- Task to carry out -
When a line of the entries contains "回答について", please list that line.

Listed records below:

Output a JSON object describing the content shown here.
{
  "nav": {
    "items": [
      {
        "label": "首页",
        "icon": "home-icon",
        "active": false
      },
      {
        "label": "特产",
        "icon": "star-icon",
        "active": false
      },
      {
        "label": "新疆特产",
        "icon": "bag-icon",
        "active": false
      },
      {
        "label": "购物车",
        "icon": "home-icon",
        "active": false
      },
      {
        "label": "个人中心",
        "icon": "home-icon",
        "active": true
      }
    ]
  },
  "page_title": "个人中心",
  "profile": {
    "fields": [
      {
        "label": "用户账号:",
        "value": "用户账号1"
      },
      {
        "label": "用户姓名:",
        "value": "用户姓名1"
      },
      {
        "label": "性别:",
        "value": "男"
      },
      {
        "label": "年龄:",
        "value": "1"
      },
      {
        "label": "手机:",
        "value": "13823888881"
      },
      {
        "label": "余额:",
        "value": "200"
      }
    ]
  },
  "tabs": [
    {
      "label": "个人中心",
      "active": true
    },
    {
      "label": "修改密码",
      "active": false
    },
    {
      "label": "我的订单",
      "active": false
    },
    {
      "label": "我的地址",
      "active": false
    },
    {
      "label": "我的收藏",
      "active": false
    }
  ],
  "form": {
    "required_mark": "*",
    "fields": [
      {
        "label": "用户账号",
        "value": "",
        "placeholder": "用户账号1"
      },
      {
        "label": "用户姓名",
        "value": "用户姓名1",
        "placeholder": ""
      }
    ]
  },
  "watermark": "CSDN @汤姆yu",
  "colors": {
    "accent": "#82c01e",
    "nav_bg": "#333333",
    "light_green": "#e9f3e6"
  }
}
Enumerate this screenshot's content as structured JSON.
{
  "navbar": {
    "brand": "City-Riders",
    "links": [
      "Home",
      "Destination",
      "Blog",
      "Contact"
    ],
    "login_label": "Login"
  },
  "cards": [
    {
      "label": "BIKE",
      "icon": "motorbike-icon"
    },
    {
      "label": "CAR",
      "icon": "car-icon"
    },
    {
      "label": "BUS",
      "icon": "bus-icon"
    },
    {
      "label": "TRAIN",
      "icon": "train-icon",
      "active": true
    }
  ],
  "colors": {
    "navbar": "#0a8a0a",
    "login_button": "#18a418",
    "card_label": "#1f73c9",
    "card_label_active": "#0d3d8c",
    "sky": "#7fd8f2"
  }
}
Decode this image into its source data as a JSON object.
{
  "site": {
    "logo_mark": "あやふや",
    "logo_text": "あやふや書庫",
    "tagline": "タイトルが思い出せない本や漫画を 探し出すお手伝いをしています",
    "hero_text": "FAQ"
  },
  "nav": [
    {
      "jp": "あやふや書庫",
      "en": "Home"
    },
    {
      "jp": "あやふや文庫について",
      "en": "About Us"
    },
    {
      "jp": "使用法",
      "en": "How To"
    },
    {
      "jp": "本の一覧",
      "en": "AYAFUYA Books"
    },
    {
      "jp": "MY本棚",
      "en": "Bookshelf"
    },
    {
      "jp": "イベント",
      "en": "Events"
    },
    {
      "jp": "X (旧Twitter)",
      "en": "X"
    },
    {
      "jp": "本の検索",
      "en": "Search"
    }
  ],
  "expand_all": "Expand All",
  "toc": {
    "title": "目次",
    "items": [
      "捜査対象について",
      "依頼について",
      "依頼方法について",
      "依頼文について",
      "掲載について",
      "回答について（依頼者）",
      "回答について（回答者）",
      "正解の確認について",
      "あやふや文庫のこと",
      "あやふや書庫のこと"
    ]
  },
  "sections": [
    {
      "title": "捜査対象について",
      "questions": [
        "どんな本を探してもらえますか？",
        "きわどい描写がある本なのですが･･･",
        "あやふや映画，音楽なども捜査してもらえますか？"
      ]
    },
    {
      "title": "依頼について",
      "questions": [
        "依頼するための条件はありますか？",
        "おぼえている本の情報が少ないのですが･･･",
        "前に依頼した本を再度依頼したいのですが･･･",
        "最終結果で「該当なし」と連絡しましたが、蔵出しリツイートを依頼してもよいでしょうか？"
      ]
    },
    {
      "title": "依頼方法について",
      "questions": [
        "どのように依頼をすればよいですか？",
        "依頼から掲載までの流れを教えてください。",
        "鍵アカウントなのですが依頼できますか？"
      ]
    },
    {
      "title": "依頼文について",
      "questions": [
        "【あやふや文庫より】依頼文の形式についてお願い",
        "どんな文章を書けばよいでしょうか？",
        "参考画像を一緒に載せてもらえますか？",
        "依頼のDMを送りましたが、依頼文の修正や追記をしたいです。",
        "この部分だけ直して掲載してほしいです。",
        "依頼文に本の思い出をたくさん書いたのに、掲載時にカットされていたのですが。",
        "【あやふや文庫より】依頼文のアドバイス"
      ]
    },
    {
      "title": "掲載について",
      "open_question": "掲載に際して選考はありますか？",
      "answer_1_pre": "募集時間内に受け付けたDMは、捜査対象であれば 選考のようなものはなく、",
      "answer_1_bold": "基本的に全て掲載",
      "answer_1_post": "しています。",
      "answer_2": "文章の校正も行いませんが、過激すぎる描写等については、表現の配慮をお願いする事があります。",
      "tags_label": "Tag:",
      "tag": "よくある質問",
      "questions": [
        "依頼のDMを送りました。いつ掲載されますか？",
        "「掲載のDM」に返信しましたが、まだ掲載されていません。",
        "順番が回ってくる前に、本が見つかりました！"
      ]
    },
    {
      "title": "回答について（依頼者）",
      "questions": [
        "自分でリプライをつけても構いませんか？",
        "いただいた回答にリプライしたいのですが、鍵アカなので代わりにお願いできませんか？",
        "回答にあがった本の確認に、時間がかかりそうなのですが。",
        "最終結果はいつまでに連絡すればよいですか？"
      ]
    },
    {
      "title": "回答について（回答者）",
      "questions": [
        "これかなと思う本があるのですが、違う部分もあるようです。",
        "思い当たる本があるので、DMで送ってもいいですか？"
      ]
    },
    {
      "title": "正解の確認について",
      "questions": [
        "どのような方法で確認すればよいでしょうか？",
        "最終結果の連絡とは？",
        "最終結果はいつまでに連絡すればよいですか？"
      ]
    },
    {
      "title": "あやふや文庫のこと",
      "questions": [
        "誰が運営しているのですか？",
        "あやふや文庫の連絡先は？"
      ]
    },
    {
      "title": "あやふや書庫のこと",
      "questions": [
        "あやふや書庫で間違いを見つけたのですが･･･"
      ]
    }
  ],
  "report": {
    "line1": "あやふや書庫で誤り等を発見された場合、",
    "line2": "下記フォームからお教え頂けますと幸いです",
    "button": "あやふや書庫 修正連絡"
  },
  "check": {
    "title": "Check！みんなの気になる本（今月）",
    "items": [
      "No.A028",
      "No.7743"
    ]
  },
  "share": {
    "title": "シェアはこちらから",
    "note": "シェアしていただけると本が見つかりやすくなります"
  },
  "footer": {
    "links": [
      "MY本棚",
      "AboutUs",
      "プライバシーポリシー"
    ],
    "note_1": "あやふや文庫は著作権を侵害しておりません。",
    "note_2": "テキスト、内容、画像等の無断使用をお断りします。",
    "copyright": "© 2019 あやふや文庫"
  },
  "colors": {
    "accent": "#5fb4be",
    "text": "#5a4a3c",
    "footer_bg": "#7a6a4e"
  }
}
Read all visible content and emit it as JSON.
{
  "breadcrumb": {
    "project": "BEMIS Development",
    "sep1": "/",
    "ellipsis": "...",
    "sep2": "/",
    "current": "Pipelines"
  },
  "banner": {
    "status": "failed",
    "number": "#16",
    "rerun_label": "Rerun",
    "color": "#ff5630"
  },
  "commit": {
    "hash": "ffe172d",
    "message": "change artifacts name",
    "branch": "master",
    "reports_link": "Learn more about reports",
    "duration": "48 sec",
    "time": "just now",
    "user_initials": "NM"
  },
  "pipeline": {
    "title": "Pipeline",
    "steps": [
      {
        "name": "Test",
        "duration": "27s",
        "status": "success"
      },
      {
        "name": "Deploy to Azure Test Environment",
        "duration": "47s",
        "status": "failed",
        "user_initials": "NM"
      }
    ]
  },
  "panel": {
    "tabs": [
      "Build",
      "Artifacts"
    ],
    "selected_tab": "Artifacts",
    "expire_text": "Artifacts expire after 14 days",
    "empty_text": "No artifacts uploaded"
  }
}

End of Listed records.

- Task answer -
      "回答について（依頼者）",
      "回答について（回答者）",
      "title": "回答について（依頼者）",
      "title": "回答について（回答者）",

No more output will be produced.